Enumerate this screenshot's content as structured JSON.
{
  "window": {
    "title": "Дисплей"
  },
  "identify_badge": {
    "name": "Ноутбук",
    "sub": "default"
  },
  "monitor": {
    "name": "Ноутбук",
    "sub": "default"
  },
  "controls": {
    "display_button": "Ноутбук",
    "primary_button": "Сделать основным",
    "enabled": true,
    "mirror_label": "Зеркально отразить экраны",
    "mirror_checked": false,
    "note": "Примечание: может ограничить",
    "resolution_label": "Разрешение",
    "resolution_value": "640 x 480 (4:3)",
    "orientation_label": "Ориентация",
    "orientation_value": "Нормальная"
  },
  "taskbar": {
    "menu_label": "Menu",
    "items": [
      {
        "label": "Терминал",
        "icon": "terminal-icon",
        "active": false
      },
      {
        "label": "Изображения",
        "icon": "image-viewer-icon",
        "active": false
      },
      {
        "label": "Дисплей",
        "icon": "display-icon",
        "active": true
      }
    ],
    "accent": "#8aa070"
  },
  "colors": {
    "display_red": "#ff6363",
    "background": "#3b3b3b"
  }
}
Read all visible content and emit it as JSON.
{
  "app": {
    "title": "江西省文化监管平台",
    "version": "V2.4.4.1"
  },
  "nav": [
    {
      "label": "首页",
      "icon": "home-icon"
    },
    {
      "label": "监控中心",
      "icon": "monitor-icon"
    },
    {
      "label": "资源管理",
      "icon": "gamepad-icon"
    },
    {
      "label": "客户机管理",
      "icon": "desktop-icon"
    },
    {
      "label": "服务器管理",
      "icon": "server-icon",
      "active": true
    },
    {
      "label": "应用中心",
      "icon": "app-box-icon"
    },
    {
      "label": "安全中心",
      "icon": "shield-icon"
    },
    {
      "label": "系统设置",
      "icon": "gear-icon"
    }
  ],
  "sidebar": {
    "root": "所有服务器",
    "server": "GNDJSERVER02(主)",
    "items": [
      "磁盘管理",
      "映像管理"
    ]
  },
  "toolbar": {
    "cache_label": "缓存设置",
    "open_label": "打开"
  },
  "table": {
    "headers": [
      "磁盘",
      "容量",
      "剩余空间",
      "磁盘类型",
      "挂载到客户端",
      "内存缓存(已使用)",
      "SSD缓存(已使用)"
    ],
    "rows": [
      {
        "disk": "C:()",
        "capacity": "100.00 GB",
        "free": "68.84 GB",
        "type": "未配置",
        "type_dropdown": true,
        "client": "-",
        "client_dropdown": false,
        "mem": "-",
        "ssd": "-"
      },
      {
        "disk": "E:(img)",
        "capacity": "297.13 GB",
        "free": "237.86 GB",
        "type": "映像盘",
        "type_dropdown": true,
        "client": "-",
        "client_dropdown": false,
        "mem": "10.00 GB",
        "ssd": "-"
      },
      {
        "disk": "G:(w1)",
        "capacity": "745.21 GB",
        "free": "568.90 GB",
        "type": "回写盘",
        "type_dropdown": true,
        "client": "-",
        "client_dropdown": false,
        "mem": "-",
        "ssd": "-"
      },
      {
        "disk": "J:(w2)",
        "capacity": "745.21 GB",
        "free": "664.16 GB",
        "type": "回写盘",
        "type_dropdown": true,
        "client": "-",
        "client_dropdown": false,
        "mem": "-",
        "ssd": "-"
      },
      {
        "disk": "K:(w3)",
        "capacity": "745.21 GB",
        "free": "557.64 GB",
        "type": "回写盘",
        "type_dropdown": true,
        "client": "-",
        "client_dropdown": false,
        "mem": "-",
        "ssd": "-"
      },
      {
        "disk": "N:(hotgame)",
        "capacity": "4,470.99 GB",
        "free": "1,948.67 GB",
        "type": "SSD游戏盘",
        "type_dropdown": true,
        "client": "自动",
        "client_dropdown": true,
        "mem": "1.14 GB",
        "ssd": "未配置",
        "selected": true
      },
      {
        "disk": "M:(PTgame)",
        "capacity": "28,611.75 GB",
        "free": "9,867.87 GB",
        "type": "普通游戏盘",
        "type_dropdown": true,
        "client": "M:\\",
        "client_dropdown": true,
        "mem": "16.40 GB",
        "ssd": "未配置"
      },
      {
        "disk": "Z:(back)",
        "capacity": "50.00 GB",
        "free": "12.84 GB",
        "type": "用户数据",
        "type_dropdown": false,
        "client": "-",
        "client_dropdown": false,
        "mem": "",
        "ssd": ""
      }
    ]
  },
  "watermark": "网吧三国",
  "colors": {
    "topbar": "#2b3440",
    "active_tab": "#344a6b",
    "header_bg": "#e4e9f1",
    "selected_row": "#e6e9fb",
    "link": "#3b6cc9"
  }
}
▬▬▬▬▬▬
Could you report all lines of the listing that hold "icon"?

        "icon": "terminal-icon",
        "icon": "image-viewer-icon",
        "icon": "display-icon",
      "icon": "home-icon"
      "icon": "monitor-icon"
      "icon": "gamepad-icon"
      "icon": "desktop-icon"
      "icon": "server-icon",
      "icon": "app-box-icon"
      "icon": "shield-icon"
      "icon": "gear-icon"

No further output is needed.